Task to carry out:
Return, from the data that follows, each line that holds the word "your".

Listed records:
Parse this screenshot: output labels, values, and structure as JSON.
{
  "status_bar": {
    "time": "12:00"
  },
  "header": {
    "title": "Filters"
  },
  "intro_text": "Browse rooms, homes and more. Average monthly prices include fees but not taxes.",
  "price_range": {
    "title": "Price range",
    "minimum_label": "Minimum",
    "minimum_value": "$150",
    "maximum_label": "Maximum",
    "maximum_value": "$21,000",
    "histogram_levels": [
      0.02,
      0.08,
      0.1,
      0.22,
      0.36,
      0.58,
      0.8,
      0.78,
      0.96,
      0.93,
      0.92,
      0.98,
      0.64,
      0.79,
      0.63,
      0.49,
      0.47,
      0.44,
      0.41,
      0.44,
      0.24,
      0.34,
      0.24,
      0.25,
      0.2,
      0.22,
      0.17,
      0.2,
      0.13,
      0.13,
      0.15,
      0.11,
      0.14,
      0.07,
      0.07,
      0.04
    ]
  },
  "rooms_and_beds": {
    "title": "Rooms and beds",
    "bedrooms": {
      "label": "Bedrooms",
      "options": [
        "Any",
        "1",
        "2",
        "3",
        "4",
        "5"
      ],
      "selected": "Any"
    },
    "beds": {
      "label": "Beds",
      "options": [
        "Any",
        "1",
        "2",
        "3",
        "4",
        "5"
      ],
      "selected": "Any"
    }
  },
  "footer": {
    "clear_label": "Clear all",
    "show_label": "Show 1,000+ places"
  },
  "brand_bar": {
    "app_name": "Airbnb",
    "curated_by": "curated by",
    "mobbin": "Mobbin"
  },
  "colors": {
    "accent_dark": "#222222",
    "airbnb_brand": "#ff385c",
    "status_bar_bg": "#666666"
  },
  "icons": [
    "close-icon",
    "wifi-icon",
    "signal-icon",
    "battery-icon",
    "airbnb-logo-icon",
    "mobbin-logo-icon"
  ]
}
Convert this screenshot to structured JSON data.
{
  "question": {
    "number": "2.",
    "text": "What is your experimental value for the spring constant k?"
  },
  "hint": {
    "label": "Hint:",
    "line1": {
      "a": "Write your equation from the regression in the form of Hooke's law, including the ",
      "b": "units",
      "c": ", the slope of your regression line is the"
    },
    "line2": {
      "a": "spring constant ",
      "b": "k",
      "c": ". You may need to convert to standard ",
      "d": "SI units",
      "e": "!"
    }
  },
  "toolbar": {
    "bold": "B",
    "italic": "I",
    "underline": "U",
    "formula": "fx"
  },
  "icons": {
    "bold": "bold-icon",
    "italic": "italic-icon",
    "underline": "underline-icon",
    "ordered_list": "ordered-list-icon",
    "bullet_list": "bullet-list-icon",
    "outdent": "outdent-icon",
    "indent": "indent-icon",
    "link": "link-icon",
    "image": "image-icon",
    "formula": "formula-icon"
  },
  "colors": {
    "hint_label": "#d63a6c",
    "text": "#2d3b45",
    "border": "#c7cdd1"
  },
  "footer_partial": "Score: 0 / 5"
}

Task solution:
    "text": "What is your experimental value for the spring constant k?"
      "a": "Write your equation from the regression in the form of Hooke's law, including the ",
      "c": ", the slope of your regression line is the"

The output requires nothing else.